-- WORK TASK --
Using the records below, filter out every line that lacks "icon" and copy the rest.

══════════

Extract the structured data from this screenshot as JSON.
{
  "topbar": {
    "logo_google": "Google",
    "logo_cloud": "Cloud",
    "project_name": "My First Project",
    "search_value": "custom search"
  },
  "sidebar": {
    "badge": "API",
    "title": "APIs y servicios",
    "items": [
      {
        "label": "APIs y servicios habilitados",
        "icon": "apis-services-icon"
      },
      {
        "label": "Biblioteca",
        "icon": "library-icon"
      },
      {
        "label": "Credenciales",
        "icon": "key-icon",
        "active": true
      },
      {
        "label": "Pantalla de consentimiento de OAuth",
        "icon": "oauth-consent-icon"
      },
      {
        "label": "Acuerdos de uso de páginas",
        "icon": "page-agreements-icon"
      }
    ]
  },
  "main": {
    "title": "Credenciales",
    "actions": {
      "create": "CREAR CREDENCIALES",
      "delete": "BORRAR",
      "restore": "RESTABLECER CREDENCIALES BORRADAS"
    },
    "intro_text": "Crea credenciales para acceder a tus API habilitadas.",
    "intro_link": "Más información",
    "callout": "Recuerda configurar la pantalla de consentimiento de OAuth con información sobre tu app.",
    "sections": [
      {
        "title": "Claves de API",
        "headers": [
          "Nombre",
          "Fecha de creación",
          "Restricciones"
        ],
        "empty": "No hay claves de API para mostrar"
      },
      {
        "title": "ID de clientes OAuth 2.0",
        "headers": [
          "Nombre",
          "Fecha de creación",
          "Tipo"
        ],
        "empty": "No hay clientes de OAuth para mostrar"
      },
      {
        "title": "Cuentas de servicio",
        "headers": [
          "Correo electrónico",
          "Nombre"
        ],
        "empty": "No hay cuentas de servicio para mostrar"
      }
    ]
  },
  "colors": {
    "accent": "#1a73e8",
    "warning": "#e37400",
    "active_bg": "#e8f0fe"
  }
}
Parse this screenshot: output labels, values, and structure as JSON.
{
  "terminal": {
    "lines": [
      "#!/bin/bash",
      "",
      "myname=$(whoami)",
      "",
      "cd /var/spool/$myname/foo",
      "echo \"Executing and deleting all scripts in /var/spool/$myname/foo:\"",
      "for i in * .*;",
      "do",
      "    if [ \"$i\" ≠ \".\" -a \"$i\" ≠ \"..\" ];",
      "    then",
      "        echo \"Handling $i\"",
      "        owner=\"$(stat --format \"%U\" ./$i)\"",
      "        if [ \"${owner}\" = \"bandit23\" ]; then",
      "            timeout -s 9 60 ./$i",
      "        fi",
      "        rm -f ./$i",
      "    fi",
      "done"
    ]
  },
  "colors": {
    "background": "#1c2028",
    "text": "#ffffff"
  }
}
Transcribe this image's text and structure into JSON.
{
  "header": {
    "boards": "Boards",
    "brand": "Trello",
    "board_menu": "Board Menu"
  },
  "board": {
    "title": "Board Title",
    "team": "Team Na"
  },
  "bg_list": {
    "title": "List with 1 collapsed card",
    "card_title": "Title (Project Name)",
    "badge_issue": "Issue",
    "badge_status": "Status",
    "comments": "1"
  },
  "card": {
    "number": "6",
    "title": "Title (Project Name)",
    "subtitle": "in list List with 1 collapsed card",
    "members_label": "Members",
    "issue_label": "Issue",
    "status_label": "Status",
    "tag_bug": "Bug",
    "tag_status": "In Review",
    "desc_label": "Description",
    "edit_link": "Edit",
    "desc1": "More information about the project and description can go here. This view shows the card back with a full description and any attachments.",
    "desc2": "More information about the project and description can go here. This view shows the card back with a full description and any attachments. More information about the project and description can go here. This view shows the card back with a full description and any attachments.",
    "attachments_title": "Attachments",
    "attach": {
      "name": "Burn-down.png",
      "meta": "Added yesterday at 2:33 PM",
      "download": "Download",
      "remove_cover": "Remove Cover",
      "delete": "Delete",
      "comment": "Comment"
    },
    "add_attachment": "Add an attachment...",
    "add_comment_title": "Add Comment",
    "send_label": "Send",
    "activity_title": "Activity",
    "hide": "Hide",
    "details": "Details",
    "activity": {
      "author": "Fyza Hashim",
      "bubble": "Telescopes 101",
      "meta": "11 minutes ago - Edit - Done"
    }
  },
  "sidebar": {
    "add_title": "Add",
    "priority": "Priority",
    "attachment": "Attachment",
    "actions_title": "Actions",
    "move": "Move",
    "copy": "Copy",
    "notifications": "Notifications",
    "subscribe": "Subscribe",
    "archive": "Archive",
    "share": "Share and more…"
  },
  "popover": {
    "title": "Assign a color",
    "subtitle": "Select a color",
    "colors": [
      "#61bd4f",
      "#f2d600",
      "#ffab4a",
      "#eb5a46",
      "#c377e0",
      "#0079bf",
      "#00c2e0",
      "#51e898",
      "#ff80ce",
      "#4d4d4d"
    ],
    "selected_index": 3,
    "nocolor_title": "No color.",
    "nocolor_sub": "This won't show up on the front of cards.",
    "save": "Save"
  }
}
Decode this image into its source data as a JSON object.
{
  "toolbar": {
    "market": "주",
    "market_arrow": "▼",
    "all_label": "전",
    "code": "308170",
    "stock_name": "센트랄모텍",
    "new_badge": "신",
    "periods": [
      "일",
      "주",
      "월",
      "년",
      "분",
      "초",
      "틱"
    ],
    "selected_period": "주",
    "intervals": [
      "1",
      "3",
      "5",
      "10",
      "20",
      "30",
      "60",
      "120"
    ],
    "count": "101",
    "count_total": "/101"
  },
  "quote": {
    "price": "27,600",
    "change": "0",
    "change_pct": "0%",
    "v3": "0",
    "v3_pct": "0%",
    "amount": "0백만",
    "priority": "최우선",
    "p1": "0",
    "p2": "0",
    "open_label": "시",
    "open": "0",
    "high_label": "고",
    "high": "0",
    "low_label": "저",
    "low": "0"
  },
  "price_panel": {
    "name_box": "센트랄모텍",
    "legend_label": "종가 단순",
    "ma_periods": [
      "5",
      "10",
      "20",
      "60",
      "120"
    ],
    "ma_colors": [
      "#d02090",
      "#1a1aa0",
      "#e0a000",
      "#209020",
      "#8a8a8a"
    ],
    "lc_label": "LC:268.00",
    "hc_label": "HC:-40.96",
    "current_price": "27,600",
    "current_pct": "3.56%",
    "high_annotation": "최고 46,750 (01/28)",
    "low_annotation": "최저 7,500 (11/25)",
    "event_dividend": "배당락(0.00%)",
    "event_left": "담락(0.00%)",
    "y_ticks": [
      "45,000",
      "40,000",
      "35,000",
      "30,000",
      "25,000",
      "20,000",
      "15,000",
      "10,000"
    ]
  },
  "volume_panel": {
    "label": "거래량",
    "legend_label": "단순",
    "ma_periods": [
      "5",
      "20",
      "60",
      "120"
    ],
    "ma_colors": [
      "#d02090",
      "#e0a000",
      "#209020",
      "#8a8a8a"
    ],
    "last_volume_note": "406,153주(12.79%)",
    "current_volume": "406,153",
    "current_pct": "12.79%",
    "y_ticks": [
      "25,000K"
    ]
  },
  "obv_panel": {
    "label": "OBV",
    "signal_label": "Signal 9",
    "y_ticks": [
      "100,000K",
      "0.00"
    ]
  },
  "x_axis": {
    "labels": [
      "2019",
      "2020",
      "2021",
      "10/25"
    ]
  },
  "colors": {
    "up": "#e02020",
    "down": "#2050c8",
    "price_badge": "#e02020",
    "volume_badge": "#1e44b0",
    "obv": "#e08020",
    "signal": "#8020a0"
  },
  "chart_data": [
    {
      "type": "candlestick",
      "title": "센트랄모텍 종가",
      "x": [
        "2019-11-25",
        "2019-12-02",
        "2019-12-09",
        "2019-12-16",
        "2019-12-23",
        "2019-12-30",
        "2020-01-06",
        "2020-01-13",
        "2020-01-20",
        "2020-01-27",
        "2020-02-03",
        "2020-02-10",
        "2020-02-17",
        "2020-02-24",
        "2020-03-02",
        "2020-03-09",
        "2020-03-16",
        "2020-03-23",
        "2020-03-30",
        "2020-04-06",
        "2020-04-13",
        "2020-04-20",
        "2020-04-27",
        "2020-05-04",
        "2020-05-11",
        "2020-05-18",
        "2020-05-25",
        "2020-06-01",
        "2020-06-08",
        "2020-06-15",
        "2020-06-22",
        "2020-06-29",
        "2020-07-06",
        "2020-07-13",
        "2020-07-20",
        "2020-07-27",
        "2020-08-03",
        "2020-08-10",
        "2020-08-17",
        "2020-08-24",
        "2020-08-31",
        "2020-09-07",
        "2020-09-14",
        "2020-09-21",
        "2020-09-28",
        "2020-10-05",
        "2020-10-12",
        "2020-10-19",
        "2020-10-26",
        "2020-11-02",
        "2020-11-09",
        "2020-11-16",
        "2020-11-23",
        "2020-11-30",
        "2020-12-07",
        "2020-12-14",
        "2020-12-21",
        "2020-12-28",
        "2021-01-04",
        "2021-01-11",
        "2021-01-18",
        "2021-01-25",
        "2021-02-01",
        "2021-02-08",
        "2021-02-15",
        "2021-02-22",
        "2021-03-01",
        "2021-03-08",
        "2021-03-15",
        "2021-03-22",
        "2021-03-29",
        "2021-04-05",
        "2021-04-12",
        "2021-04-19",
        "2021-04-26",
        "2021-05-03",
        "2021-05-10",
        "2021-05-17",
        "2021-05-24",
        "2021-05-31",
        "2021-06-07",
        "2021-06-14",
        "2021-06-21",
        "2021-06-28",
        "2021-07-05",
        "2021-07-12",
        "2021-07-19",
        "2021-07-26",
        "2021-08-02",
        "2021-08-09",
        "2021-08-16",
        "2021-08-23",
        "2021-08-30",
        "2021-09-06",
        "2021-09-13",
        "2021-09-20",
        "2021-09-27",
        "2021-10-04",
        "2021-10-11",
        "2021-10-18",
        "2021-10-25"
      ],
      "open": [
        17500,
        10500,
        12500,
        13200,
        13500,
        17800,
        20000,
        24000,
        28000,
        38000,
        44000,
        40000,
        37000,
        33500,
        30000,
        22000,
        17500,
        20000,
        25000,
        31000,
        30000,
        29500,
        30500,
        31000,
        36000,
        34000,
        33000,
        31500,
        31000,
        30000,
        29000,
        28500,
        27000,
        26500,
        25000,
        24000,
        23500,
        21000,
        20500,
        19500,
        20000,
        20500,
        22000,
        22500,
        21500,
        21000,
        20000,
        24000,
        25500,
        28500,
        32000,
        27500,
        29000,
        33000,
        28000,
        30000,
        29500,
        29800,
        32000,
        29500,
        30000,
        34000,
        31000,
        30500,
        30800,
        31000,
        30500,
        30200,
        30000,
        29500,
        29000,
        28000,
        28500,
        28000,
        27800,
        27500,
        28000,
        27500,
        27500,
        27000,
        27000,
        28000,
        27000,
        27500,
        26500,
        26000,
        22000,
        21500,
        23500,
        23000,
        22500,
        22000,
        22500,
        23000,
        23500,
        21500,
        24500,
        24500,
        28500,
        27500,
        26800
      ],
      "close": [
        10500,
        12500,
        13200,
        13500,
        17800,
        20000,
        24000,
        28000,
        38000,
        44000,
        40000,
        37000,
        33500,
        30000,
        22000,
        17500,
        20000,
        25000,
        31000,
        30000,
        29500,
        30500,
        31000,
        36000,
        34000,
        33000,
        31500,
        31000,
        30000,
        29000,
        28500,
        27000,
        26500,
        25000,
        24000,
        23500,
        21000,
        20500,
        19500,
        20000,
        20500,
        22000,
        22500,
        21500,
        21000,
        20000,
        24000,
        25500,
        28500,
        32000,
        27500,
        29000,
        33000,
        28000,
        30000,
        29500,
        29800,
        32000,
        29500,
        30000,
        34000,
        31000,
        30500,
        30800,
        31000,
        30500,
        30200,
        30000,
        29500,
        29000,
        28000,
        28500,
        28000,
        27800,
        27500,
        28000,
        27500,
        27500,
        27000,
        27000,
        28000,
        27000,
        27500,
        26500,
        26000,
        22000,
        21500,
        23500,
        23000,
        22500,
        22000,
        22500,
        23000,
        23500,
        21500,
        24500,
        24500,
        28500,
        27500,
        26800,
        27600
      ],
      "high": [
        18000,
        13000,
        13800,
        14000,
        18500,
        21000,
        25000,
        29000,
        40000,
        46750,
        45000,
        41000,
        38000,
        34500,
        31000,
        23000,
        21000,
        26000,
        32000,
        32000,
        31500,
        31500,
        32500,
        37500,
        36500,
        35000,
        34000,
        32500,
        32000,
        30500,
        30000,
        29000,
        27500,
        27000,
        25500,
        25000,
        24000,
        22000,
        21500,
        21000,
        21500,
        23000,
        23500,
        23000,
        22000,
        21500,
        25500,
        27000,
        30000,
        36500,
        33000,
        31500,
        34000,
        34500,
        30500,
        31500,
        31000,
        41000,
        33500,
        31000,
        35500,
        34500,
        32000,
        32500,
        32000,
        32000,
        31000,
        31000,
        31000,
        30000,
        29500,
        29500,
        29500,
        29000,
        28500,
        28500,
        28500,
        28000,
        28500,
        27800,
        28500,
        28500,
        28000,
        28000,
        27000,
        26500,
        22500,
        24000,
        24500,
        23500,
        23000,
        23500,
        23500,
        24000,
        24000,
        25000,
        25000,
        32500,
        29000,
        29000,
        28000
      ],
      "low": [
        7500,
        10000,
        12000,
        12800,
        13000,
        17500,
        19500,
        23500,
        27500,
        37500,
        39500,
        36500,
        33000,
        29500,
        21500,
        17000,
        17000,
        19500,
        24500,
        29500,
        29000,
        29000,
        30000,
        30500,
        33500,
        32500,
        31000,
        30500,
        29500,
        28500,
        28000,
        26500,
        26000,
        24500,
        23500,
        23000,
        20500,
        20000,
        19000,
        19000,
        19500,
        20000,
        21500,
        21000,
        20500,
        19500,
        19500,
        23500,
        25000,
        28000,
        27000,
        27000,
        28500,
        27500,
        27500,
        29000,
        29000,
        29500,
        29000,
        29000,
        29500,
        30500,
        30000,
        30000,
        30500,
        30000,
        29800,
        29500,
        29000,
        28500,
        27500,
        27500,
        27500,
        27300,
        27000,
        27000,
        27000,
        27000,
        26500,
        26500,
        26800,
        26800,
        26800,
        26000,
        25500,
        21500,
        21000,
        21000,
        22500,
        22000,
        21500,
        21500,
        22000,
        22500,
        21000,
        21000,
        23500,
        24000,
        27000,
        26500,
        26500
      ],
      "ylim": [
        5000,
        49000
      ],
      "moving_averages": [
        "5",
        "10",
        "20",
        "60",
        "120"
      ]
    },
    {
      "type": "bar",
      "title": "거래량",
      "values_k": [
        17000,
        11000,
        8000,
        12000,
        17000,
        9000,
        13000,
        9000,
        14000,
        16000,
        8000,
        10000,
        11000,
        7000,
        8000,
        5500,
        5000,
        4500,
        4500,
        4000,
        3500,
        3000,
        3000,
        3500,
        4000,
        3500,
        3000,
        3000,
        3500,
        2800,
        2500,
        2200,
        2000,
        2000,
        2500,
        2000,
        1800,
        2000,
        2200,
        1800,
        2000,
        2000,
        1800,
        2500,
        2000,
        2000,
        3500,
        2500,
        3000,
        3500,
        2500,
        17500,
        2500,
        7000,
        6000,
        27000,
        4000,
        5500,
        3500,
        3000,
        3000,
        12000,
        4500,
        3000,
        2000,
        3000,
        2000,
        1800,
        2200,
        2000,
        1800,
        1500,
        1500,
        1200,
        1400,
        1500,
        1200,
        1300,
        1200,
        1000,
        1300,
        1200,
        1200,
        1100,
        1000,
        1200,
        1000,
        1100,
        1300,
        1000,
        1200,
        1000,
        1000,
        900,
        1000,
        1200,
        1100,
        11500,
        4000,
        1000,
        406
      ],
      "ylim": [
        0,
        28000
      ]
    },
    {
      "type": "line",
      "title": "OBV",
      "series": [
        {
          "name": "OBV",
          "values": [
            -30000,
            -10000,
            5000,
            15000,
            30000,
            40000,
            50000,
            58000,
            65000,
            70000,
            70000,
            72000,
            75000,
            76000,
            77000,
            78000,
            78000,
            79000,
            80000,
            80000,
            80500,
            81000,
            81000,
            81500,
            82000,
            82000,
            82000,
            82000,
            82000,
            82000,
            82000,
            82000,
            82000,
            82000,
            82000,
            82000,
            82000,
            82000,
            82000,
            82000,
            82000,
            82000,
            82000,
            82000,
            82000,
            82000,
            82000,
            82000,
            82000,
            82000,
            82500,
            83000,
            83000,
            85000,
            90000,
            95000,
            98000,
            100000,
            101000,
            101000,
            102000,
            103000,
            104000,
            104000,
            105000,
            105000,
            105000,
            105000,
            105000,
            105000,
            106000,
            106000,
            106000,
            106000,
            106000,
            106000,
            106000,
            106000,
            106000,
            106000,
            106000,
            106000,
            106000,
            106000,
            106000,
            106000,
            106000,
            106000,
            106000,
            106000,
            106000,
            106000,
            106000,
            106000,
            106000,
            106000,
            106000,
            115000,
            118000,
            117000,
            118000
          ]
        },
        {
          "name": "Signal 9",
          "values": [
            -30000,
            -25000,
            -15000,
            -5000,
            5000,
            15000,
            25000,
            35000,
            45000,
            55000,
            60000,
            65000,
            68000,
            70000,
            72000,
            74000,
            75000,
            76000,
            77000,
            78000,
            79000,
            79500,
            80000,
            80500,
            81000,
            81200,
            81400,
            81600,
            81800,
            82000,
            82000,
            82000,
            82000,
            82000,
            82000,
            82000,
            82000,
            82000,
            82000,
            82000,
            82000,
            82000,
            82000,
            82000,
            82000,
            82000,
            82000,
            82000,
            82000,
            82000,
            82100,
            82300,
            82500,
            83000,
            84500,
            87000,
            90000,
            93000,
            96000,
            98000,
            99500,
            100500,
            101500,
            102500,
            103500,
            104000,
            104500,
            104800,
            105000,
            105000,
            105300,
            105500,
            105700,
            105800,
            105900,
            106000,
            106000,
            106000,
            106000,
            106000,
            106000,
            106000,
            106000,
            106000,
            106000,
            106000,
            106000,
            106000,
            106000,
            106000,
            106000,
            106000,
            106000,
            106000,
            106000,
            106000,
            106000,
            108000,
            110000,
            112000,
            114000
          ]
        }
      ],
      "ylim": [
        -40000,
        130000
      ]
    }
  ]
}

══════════

-- PROBLEM SOLUTION --
        "icon": "apis-services-icon"
        "icon": "library-icon"
        "icon": "key-icon",
        "icon": "oauth-consent-icon"
        "icon": "page-agreements-icon"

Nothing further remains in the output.